Task statement:
If a line in the data below holds the word "true", include it in the count. Give only the final number.

Records supplied:
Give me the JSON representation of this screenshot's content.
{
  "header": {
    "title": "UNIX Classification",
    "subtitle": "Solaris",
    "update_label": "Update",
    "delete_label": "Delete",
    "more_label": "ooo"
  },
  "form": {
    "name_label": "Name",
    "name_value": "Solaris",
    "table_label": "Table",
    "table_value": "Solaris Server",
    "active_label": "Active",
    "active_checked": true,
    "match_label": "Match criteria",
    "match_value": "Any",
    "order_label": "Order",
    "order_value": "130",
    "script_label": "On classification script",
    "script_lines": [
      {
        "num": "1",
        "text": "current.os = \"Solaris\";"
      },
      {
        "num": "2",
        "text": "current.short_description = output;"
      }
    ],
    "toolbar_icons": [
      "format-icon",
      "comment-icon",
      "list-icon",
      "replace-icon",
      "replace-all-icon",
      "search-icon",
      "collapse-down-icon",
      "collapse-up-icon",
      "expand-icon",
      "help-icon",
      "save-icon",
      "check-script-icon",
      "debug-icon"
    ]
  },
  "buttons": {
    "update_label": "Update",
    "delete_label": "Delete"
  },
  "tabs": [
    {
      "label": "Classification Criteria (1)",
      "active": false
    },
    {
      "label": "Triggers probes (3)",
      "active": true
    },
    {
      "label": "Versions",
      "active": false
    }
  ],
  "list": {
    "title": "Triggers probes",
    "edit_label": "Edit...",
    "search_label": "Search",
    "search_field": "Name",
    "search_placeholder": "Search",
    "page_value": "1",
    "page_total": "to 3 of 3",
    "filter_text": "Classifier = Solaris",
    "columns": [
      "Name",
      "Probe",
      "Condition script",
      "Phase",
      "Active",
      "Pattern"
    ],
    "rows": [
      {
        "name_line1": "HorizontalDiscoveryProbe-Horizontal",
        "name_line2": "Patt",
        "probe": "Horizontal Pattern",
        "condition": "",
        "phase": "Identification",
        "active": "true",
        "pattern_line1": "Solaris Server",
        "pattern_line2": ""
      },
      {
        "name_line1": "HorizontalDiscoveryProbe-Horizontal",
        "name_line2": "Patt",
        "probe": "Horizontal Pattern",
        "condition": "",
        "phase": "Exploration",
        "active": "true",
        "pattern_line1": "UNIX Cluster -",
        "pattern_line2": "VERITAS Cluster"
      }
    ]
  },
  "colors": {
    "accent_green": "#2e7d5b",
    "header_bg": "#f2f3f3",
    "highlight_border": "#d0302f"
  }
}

Answer below:
4